American Immigration Council

“Ending TPS for El Salvador is a tragic decision. It’s devastating for the 200,000 people who have lived and worked here legally for nearly 20 years, as well as their families, their employers, and their communities. Conditions in El Salvador continue to place people’s lives in grave danger,” Royce Bernstein Murray, policy director of the American Immigration Council, said. “Who gains when we take away lawful status from hundreds of thousands of people, many of whom have lived here, paid taxes, and registered with the government for nearly 20 years? TPS holders have provided their personal information, undergone background checks, and in 18 months will lose their ability to work lawfully and support their families. Since the administration won’t protect them, Congress must seize this moment to provide a legislative fix.”

We Belong Together
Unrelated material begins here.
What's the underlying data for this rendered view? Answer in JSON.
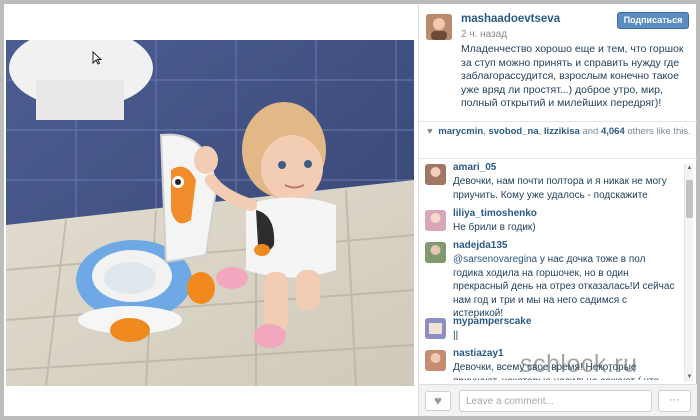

“Today, the number of people affected by Trump’s decision to end TPS programs one-by-one increases to over 250,000 immigrants from four countries (El Salvador, Nicaragua, Sudan and Haiti) who came here after fleeing devastating natural disasters or violent conflicts in order to save their lives. This decision also sends a terrifying message to those from the remaining six countries who currently still have TPS but could lose it as soon as Trump has a chance to terminate their protections too. In one swift blow, the Trump Administration has left over 200,000 people vulnerable to deportation. The majority have been living here for nearly two decades, own houses, do critical work, and are parents to almost 193,000 U.S. born children.”

National Immigration Forum

“This is a deeply disappointing decision that will not only disrupt the lives of TPS recipients and their families, but devastate the local economies they have contributed to for years,” said Ali Noorani, Executive Director of the National Immigration Forum. “Congress has a responsibility to act in the best interest of our nation by legislating a permanent solution that allows current TPS holders to contribute fully without fear of deportation.”